Guided by the belief that “a better world is possible,” Mercy Corps has engaged in this work in Uganda since 2006. Their two-year program in the Karamoja region, Securing Peace and Promoting Prosperity, sought to address the region’s history of mass violence and instability. The program was also known as EKISIL, the word for “peace” in the local Ngakarimojong language. 

U.S. investments play a critical role in peacebuilding work worldwide. Mercy Corps’ EKISIL work was funded through two peacebuilding accounts under the U.S. Agency for International Development’s (USAID) — Reconciliation Programs and the Complex Crises Fund

We spoke with Mercy Corps about the “transformational” progress this peacebuilding work made in Karamoja and the need for long-term investments to foster enduring peace. 

The Roots of Conflict

The northeastern corner of Uganda, bordering Kenya and South Sudan, is a region known as Karamoja. Home to a diverse grouping of farming and herding communities, Karamoja has experienced cycles of reciprocal livestock raiding and inter-communal armed violence since at least 1944. 

“[Peacebuilding efforts] are needed at scale, and need to be matched with community-led activities that seek to address the persistent and fundamental challenges plaguing Karamoja,” said Mark Guti, Chief of Party for EKISIL at Mercy Corps. 

High poverty rates and the impacts of climate change in the region have only worsened these problems, fueling competition over livestock, pastureland, and access to water. Without ways to resolve tensions between groups, violent conflict grew, and opportunities to address these critical issues became harder and harder to find.

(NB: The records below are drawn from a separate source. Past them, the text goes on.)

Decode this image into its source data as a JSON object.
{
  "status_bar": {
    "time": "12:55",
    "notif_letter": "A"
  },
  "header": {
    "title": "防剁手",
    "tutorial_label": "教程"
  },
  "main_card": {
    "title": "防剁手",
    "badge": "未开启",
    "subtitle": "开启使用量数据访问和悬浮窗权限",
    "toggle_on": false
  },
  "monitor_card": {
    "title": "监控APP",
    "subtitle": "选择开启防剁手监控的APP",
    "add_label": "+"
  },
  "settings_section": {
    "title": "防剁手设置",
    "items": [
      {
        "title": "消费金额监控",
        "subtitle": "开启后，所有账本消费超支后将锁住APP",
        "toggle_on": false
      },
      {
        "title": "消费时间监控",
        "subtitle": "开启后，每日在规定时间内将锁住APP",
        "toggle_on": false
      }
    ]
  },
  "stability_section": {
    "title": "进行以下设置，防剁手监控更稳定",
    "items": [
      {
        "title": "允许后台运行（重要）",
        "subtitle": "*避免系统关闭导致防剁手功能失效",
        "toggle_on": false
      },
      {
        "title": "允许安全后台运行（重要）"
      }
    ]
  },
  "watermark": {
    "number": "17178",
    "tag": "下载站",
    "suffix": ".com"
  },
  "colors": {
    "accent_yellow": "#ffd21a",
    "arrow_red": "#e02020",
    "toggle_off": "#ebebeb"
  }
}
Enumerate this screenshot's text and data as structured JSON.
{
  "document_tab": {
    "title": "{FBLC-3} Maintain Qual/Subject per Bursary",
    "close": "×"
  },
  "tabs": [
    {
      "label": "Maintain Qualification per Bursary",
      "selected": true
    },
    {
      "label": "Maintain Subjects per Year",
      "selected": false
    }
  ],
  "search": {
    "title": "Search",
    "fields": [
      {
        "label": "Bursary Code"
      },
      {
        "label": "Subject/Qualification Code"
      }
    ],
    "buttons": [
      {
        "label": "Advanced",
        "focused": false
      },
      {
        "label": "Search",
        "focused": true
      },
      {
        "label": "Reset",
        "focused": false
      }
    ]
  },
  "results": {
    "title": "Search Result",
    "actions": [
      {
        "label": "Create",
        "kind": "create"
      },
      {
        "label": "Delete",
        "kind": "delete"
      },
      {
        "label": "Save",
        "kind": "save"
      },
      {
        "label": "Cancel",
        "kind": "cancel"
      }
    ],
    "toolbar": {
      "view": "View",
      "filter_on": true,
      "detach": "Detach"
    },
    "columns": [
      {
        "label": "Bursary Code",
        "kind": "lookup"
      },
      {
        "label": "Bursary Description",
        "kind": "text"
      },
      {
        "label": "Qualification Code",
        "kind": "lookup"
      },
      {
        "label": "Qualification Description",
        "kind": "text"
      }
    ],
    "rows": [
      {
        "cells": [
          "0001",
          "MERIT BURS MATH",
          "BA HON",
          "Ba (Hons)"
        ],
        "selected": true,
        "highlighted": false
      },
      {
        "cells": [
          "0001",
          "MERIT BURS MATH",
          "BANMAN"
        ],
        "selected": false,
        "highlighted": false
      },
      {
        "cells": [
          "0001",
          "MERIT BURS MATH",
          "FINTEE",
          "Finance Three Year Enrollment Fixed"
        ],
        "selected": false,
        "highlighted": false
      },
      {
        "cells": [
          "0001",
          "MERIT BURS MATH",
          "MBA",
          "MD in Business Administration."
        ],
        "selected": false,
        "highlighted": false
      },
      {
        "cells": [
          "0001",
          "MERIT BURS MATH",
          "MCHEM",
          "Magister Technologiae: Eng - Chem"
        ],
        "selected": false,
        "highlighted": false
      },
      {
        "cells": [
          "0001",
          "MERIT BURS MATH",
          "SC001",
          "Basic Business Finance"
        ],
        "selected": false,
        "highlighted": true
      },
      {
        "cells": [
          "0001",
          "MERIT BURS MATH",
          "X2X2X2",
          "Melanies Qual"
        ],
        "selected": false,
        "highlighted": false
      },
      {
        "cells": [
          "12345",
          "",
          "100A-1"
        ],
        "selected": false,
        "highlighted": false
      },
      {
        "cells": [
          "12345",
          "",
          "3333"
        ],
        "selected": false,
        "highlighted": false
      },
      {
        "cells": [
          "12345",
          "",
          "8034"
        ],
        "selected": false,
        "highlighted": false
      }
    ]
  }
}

But with EKISIL building on the progress of past peacebuilding efforts in Karamoja, things are beginning to change for the better.

The Transformative Impact of Peacebuilding 

EKISIL was designed as a pilot case for USAID’s Climate Risk Management tool, building on the work of previous conflict management and resilience efforts in Karamoja. It operated with an integrated approach to address the many drivers of conflict, including work on land and water sharing, and the inclusion of more women in community peace initiatives.

Community-led mediation, not guns and rifles, are now resolving disputes. 

Conflict resolution trainings provided by Mercy Corps have enabled communities to share resources and work together on land and water projects in areas affected by climate change. Young people from communities previously divided by conflict have found shared interests, helping stop possible future conflict in its tracks. Community-led mediation, not guns and rifles, are resolving livestock disputes. 

Communities and local governments in Karamoja are now using peace dialogues on a regular basis, which have effectively reduced violence and tensions. Women’s Peace Forums are connecting female peacebuilders with local women to form trauma-healing groups and to promote social reconciliation. 

Mark himself has witnessed “transformational change” from these initiatives. All of this work together, he said, has “contributed to a renewed vision of stability in the region.” But he emphasized that peacebuilding is a long-term process. While Resource-sharing agreements and cross-communal collaboration has opened the door for further peace to take root, success requires repairing damaged relationships and reforming institutions. 

“For positive change to last, everyone affected by a destructive conflict has to be involved in the process of building peace,” he said. 

Creating Lasting Peace 

When asked what he want to share with lawmakers in the United States, Mark elaborated on the need for stable peacebuilding funding. “Transforming the way a society deals with conflict is a complicated process that cannot be achieved instantly.” 

Building lasting peace is a long-term commitment. And the work is not done. 

Although things are improving community-by-community in Karamoja, Mercy Corps and other organizations will continue working to address these same issues across the broader region. And while FCNL constituent advocates successfully protected peacebuilding programs in the FY 2024 federal budget, we will continue working to strengthen these critical investments in the future. 

Building lasting peace is a long-term commitment. And the work is not done. 

Lauren Evans

Lauren Evans

Program Assistant for Peacebuilding (2023-2024)

Lauren Evans is FCNL’s 2023-2024 program assistant for Peacebuilding, assisting the team in advocating for sustainable and nonviolent U.S. foreign policy.